“It will be the first time Casbaa has been in Macau,” says Grant Johnson, Melco Crown Entertainment’s vice president of sales and marketing. “When it comes here on November 2 it will reinforce Studio City’s strong association with the broadcasting industry.”
Also coming up at City of Dreams is the inaugural Asia Music Conference. The June 2-4 event will see an all-day seminar at the Grand Hyatt Ballroom, cocktail networking at City of Dreams’ Soho F&B and entertainment precinct and a pool party at the resort’s Hard Rock Hotel.
The venue has also gained the attention of direct-marketing companies with DreamTrips (pictured above) recently recently holding a conference.
Check Point @ Pacha
When the pioneering IT security provider Check Point gathered its global teams in Cotai Strip for an event with the company’s senior management, they called on DOC DMC Hong Kong/Macau to come up with a venue that was nearby – and unique.
Pacha, the Asia outpost of the famed Spanish nightclub and electronic dance music pioneers, fitted the bill. Pacha’s location in Studio City is across from the Sheraton Grand, where Check Point’s main conference and gala was being held.
The organisers wanted a chic venue that could easily accommodate 800 delegates for a 2½ hour cocktail party with food, entertainment and a talent-show-style contest between sales teams delivering an “elevator pitch” on the dancefloor.
Bruno Santos, Pacha’s manager, said that organisers had initially requested canapés only as part of the F&B, but he advised the addition of a buffet arrangement as the primary food feature of the event. This would ensure better access to food stations, including the client’s requirement for a gluten-free section, and that last-minute requests for vegan options were met.
Pacha’s outdoor area with six cabanas was also in use. This facility is now being branded as “El Cielo”, the Spanish phrase for the sky, and available for group hire. “The event shows how a good nightclub can handle MICE groups and makes a good change from a ballroom,” says Santos. “People are more likely to be relaxed and get to know each other this way rather than sat at banquet tables.”
DOC DMC’s Bruno Simoes added: “We easily walked people from the Sheraton, where the group was staying.
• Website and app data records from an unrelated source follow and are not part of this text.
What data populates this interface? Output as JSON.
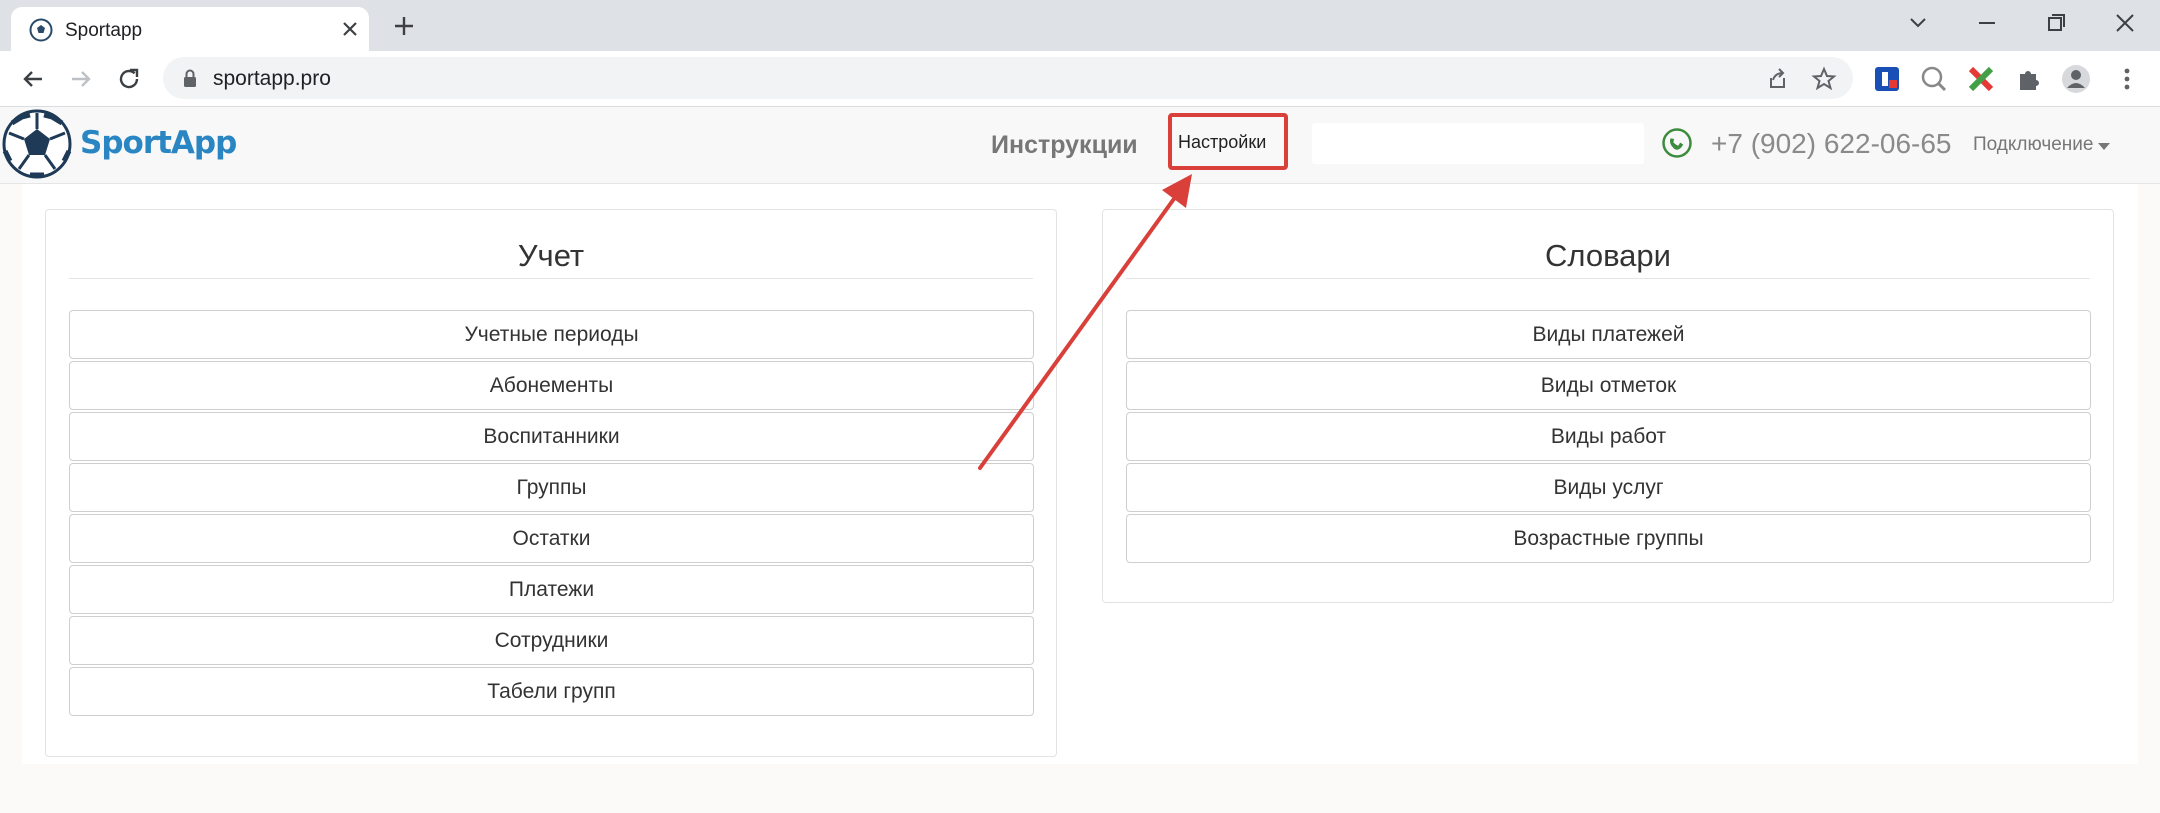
{
  "browser": {
    "tab_title": "Sportapp",
    "url": "sportapp.pro"
  },
  "header": {
    "brand": "SportApp",
    "nav_instructions": "Инструкции",
    "nav_settings": "Настройки",
    "phone": "+7 (902) 622-06-65",
    "connect": "Подключение"
  },
  "left_panel": {
    "title": "Учет",
    "items": [
      "Учетные периоды",
      "Абонементы",
      "Воспитанники",
      "Группы",
      "Остатки",
      "Платежи",
      "Сотрудники",
      "Табели групп"
    ]
  },
  "right_panel": {
    "title": "Словари",
    "items": [
      "Виды платежей",
      "Виды отметок",
      "Виды работ",
      "Виды услуг",
      "Возрастные группы"
    ]
  },
  "annotation": {
    "color": "#d9403a"
  }
}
With a big group this means peace of mind, because transferring 800 people would mean 20 buses, and that would’ve been a lot tougher.”
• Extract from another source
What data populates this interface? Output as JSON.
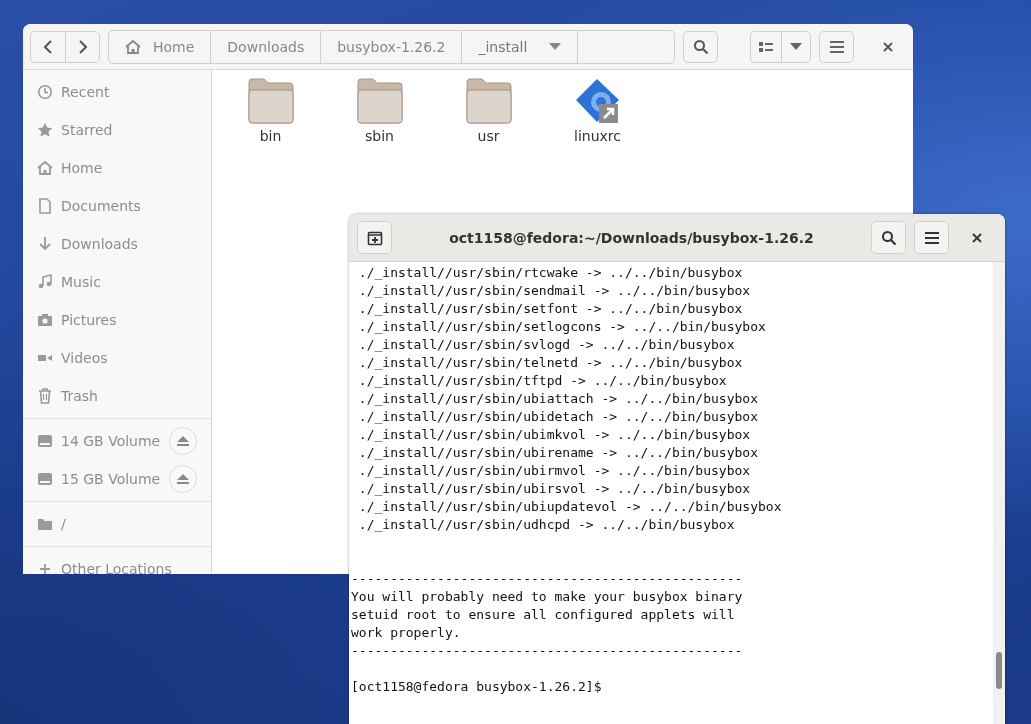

The Eiffel on Cotai
A half-size replica of France’sforemost landmark now stands for all to see outside the latest property set to open on Cotai Strip. Macau’s own Eiffel Tower, which in May was undergoing tests for lighting displays, is already drawing tourist footfall and “selfie” opportunity seekers.
The structure – about 35 storeys high – in the front grounds of The Parisian will see Sands Macao’s prowess at the type of street entertainment enjoyed at The Venetian being adapted to give a flavour of France, a country that has been fascinating an increasing number of Chinese travellers.
If the tower has the wow-factor, so too does the property’s meeting facilities and potential ideas for meeting and incentive planners, according to Ruth Boston, Sands China’s vice president of destination marketing and sales.
“With the Cotai Arena, colourful Streetmosphere entertainment as well as world-class production facilities, we can stage spectacular events, large or small,” says Boston.
“Incentive guests will enjoy new shopping and cafe precincts, international shows at The Parisian Theatre and relaxing at the Aqua World pool deck,” she says, adding that the Parisian ballroom will accommodate 2,500 for plenaries and gala dinners.
The Parisian will be linked by walkways to the rest of the Sands Resorts Cotai Strip Macao, which has a total of 850 shops, over 125 restaurants, about 186,000 sqm of meeting and exhibition space, three theatres and the Cotai Arena.